▶ _Assignment_: Throughout the records below, find each line holding "precip" and copy it.

▶ _Data records_:

━━━━━━━━

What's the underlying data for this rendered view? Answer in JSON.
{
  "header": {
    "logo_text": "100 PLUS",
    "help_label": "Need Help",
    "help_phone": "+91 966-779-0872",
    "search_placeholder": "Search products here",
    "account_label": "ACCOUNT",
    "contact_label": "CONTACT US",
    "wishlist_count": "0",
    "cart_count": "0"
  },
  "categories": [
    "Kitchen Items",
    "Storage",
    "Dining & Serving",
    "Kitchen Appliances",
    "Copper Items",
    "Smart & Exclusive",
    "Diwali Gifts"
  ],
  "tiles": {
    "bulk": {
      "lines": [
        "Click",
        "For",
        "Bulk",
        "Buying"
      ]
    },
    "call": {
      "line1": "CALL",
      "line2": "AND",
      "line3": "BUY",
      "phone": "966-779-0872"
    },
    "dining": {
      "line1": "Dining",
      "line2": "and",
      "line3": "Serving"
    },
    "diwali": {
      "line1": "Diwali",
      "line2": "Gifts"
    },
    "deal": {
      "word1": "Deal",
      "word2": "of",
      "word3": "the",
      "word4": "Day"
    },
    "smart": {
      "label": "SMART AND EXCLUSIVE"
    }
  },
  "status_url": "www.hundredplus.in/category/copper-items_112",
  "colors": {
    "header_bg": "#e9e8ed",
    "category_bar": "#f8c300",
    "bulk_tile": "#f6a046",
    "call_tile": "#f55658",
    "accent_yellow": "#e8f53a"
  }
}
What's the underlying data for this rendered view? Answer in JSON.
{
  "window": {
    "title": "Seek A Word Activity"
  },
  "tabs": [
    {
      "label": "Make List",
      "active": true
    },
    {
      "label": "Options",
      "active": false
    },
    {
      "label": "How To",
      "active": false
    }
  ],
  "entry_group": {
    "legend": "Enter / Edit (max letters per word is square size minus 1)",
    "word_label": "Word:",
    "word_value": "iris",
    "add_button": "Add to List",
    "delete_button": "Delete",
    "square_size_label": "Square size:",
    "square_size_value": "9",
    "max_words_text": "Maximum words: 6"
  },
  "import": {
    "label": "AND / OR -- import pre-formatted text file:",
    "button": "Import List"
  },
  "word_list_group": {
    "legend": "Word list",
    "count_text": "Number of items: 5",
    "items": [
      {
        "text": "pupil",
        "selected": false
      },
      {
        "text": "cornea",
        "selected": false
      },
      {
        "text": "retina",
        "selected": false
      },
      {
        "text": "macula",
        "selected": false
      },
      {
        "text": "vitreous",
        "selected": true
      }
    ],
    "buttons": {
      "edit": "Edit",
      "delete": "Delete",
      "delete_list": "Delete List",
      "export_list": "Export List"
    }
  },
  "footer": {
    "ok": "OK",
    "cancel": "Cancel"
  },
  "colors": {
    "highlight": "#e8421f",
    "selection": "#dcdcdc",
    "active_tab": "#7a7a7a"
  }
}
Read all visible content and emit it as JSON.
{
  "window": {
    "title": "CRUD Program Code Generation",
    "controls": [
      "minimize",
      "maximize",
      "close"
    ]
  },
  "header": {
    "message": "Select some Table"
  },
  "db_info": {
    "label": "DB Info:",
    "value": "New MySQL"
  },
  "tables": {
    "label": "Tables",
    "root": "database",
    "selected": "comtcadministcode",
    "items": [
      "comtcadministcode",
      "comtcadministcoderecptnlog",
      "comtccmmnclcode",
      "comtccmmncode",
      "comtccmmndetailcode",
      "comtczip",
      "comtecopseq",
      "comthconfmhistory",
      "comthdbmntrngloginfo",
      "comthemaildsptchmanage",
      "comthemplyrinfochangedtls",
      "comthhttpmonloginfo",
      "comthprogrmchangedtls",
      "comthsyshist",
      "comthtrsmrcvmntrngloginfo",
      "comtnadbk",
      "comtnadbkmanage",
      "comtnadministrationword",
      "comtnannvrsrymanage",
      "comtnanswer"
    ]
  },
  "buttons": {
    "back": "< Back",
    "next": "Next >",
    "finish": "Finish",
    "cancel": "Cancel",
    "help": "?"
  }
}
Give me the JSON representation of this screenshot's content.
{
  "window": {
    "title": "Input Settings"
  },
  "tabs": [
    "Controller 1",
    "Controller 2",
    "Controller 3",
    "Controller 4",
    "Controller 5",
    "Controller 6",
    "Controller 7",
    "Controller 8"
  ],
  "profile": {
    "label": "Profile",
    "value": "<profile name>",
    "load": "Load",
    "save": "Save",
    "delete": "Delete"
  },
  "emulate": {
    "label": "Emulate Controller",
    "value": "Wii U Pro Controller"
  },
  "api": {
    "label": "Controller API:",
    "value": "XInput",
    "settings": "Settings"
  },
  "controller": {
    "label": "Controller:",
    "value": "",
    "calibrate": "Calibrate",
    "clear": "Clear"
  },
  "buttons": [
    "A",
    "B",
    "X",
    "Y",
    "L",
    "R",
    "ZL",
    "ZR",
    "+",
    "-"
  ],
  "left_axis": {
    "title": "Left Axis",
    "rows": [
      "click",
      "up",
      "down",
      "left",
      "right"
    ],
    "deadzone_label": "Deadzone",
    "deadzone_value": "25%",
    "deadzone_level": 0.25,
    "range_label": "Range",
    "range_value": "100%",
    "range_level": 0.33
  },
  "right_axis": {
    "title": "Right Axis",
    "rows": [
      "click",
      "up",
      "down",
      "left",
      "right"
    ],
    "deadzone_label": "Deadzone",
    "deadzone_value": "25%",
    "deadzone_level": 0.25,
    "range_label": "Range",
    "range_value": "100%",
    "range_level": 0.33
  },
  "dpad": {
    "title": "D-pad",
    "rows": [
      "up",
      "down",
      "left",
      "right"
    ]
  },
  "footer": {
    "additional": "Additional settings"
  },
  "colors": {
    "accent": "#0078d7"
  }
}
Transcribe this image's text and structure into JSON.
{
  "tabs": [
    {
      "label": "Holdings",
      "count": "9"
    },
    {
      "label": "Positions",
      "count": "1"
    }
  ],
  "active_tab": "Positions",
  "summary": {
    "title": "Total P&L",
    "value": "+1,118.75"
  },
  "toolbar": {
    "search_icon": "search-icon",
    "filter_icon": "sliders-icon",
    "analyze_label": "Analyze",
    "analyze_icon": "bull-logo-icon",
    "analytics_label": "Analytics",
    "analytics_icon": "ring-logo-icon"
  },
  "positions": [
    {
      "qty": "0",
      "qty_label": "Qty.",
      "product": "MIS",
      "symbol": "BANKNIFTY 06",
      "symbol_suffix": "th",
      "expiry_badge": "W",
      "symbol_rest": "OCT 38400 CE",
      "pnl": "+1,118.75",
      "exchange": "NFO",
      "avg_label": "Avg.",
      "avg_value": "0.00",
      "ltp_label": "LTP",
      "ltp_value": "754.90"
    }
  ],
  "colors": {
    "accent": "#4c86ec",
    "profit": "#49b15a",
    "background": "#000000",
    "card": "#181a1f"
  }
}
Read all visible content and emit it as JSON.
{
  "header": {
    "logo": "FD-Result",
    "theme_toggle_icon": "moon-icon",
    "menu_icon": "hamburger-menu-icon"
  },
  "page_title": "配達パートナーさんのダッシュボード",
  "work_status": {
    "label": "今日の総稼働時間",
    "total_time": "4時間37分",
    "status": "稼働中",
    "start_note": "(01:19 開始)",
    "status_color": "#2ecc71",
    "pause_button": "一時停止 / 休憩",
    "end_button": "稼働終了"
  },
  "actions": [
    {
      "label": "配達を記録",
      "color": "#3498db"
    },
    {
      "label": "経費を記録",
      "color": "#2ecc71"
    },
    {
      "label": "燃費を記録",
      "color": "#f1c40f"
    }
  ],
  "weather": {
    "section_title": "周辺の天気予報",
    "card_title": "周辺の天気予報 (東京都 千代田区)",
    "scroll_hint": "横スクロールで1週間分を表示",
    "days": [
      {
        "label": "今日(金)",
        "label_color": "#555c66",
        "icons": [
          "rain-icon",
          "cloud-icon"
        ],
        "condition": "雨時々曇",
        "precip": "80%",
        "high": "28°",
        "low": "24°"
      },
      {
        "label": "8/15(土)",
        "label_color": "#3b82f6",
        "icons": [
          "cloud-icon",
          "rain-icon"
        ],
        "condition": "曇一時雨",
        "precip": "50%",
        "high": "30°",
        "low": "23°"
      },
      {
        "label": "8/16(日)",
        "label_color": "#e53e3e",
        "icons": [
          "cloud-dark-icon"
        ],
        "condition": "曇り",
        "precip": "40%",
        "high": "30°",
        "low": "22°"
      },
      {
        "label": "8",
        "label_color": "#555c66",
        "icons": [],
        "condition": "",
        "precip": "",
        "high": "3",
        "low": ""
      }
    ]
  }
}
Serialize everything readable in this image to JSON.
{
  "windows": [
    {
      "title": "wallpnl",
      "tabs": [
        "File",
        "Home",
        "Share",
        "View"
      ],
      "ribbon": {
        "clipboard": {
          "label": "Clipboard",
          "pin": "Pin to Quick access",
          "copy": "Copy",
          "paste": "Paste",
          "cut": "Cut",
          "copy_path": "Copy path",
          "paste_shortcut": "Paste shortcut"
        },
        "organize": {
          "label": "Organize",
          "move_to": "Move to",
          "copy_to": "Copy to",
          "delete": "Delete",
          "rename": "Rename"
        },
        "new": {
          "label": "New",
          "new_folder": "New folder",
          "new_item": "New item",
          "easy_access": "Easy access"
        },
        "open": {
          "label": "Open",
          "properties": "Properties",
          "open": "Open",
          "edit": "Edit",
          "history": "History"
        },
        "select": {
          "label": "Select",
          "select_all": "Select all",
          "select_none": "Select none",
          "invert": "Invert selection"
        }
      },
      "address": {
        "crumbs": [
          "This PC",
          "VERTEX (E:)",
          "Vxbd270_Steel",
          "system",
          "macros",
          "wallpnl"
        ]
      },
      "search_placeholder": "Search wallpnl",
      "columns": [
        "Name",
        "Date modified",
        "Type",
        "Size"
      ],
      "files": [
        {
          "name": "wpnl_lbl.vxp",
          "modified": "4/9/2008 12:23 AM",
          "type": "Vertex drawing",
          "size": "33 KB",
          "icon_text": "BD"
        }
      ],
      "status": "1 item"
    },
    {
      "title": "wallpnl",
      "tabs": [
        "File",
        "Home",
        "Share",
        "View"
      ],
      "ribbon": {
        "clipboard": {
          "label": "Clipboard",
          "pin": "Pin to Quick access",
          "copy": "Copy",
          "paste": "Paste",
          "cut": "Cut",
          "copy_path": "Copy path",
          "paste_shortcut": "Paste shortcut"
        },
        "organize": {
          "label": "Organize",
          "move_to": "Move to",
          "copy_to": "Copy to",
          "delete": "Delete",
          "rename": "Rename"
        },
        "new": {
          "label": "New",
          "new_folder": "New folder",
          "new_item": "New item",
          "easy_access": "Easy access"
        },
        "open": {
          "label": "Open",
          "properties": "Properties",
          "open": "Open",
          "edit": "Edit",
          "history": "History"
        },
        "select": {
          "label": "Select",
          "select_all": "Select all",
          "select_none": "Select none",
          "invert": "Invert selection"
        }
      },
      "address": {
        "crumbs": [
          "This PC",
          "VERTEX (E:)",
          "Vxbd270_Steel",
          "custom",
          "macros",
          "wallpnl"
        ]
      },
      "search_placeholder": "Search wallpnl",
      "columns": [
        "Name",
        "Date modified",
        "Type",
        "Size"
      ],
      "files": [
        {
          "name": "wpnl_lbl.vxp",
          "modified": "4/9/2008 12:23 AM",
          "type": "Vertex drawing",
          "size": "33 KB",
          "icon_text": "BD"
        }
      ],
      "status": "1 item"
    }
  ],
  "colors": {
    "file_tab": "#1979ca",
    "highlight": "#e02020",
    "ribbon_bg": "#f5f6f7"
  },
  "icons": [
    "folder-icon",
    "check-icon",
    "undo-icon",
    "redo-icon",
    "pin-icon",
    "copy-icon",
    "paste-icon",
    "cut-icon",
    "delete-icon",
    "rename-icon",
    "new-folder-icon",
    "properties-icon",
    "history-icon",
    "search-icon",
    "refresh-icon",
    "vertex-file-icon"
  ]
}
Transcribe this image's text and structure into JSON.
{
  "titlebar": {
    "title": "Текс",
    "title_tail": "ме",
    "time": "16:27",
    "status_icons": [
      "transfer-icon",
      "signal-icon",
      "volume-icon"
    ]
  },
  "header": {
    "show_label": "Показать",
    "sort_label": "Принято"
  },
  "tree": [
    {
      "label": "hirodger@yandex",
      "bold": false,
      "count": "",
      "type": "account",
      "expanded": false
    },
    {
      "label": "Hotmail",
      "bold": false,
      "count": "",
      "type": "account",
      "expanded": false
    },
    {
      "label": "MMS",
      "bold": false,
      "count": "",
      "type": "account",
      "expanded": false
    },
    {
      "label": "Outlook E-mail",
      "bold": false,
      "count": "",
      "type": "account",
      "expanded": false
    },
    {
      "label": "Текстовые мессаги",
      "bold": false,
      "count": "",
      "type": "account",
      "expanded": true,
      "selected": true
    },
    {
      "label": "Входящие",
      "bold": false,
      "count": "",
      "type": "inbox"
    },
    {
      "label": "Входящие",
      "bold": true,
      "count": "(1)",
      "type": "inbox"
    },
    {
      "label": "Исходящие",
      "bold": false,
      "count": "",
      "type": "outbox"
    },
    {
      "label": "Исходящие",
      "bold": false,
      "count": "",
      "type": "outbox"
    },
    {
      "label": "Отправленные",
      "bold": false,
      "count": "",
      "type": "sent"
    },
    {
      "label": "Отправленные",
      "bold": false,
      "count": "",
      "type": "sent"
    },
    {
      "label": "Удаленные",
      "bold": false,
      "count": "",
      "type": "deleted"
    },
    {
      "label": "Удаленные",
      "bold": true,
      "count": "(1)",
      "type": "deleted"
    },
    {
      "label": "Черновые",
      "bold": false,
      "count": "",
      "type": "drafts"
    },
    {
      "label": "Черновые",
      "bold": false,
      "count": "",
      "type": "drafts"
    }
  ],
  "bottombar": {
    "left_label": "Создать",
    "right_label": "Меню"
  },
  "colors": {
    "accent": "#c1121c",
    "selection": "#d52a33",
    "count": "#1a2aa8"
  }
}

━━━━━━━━

▶ _Answer to the problem_:
        "precip": "80%",
        "precip": "50%",
        "precip": "40%",
        "precip": "",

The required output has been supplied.